» **Exercise**
Across the entries below, how many lines include the word "forecast"? Reply with only the number.

[Items from an interface collection]
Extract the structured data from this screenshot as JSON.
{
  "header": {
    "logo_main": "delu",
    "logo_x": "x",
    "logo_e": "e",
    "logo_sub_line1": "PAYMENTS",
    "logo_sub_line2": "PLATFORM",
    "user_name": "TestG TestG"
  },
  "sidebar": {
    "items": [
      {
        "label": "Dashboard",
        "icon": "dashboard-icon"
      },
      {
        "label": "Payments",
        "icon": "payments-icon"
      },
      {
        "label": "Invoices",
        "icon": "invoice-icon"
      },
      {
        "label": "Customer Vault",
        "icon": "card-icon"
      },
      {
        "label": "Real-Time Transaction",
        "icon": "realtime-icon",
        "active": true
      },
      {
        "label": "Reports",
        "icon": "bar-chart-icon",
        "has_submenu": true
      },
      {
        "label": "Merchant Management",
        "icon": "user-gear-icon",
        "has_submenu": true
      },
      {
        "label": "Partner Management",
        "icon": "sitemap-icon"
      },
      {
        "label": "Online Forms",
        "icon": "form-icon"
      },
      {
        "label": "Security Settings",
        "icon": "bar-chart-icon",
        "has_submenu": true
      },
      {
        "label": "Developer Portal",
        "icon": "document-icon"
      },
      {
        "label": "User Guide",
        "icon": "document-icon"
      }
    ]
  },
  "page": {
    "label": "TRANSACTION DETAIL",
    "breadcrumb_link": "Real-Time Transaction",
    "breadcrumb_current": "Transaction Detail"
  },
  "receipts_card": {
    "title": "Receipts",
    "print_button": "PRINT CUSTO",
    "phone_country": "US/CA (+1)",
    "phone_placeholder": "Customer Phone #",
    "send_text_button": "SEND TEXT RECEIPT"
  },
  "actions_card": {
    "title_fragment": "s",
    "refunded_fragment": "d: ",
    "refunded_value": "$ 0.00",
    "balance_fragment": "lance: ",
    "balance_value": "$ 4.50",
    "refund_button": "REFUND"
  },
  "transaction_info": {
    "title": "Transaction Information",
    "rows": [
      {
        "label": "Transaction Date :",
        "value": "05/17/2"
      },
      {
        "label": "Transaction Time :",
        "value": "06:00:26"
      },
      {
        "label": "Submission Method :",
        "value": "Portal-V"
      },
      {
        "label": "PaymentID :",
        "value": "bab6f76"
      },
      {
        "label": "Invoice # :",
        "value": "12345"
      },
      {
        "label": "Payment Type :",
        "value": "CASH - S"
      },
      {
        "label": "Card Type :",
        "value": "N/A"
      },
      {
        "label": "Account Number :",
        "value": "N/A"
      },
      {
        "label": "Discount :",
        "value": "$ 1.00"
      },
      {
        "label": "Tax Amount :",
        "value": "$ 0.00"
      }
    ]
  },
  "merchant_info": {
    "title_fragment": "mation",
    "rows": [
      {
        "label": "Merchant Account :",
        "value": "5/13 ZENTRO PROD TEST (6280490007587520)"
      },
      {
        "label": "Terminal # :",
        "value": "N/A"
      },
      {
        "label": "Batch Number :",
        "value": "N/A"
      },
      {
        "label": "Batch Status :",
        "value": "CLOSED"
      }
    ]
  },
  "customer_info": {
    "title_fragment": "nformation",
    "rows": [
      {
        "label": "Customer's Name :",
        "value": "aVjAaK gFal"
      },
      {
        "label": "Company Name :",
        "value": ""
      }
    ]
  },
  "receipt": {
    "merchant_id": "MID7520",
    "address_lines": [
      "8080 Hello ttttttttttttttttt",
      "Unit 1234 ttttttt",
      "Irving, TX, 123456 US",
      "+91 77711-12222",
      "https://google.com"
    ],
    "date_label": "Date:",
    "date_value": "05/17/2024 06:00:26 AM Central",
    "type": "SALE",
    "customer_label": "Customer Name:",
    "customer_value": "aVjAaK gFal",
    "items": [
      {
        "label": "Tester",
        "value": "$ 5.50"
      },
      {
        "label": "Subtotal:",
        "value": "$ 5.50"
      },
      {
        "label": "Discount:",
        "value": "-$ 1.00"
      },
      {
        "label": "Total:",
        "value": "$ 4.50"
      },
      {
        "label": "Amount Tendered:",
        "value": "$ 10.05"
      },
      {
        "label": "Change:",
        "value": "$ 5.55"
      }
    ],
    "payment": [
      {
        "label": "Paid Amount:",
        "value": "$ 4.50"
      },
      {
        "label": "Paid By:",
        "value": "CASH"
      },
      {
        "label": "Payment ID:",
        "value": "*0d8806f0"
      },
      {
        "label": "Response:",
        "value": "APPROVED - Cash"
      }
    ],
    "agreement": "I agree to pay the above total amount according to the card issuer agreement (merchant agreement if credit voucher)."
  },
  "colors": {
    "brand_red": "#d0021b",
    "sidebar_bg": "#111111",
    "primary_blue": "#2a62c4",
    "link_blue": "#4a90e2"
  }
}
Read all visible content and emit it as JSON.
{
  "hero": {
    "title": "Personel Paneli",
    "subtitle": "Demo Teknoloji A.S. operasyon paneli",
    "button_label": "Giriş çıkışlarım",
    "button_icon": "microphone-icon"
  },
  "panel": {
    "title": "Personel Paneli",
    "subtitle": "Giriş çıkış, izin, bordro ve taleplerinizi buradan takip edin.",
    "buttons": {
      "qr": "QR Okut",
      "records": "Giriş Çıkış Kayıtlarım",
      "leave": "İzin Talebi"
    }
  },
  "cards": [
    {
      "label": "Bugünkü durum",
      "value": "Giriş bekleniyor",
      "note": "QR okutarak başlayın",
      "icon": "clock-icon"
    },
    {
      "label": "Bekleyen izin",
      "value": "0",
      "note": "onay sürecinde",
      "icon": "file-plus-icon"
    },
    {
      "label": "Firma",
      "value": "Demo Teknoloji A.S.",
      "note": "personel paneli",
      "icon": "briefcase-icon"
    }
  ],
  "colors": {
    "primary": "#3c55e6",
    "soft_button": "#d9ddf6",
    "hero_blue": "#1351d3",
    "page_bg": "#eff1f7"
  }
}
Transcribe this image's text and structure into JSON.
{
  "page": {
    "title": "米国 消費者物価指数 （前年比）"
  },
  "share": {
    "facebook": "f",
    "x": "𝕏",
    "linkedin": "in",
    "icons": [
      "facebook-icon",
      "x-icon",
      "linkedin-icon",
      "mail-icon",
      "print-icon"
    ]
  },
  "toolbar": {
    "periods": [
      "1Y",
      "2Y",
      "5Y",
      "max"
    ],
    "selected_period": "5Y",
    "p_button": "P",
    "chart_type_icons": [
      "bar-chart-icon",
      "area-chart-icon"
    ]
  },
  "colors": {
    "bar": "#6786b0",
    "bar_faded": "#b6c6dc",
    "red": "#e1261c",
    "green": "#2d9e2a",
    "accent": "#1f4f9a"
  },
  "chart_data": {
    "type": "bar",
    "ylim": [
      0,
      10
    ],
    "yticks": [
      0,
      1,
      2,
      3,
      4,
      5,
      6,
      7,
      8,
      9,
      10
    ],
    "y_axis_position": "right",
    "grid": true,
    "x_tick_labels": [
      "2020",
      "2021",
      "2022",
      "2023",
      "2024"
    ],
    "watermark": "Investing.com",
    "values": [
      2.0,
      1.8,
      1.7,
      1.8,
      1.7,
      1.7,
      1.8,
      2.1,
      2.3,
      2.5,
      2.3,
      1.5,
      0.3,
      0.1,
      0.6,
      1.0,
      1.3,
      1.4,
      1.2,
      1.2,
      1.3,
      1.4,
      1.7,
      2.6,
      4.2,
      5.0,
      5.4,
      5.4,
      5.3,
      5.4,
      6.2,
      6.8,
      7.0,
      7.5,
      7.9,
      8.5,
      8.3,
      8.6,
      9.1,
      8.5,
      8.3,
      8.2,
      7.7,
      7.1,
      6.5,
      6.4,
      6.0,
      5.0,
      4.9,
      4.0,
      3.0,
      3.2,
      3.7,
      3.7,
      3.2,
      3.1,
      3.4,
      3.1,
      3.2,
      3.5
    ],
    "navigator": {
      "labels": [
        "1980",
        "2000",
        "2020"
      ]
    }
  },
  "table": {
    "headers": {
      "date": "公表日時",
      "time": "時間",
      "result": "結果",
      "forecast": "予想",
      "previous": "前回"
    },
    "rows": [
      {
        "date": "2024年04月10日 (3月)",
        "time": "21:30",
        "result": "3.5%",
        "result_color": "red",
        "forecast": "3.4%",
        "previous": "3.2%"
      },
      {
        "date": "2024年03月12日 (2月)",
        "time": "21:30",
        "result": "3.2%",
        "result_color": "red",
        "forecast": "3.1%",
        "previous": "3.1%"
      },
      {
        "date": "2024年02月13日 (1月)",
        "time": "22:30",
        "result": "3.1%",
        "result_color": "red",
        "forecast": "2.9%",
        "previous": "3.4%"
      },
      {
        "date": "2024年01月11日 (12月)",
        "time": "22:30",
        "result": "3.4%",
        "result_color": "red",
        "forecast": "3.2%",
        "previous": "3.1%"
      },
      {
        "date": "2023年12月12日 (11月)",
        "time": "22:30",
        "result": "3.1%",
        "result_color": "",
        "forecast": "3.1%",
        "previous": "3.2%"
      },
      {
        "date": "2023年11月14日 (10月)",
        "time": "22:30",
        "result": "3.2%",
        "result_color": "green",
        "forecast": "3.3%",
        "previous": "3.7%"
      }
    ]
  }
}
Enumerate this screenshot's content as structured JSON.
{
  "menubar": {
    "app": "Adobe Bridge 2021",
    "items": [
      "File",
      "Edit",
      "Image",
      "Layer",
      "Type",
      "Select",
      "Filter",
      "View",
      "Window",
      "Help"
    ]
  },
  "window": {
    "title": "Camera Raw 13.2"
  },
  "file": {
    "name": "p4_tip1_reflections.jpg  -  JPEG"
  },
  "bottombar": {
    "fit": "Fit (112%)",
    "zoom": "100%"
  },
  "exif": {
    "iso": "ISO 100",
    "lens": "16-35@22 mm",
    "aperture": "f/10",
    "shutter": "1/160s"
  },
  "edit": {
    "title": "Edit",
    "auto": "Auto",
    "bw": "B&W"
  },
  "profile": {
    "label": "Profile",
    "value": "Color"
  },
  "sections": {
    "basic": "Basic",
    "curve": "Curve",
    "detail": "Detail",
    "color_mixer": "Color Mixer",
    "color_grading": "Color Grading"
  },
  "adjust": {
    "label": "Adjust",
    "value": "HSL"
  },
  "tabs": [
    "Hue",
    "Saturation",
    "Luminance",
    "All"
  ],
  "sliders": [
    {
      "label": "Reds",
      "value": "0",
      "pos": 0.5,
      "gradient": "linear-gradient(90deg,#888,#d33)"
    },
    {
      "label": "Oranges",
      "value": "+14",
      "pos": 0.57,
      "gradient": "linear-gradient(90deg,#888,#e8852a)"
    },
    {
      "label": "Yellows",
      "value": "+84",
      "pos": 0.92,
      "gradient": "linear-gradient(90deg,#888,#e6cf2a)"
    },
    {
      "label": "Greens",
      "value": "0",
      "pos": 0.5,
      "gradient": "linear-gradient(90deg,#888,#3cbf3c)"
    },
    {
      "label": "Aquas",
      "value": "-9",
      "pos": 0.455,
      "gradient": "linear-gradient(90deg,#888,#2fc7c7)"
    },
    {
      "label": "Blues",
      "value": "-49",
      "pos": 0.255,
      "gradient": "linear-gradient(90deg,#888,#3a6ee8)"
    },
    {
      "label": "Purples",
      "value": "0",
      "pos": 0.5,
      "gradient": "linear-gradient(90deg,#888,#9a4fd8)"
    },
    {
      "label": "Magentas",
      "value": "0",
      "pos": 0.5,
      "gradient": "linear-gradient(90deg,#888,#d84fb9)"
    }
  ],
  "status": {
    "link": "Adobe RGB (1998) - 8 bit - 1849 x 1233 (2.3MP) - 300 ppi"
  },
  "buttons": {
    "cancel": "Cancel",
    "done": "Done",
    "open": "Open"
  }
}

» **Written answer**
7